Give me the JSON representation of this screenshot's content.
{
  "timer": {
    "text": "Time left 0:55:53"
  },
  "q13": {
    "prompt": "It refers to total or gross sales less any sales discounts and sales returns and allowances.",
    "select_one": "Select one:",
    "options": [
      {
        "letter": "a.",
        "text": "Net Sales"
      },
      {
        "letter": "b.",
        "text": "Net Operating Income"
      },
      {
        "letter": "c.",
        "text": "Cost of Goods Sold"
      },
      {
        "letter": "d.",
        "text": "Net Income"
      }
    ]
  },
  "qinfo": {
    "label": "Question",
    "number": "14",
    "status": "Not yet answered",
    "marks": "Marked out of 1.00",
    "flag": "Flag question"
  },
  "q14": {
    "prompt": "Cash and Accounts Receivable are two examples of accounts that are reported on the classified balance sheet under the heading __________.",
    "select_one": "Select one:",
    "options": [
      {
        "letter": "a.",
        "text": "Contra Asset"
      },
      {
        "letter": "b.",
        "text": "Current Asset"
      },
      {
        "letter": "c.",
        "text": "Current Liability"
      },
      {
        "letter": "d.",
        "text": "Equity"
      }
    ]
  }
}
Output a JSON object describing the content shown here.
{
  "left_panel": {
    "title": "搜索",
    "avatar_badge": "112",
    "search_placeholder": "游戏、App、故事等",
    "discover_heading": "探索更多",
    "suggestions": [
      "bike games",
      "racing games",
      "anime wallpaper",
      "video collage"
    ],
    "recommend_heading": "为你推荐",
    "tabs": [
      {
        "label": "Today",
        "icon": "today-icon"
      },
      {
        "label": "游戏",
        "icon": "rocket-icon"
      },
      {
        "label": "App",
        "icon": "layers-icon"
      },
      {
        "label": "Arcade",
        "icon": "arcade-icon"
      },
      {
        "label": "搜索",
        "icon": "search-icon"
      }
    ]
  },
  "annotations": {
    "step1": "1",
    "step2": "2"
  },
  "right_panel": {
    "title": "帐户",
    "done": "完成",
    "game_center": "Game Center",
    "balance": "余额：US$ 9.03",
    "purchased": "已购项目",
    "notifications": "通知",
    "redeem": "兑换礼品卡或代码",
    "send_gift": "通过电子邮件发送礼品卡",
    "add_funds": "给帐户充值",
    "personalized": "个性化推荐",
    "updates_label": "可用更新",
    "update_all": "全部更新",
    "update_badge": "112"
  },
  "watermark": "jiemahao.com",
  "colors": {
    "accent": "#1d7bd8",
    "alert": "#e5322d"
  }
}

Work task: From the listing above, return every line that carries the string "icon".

Response box:
        "icon": "today-icon"
        "icon": "rocket-icon"
        "icon": "layers-icon"
        "icon": "arcade-icon"
        "icon": "search-icon"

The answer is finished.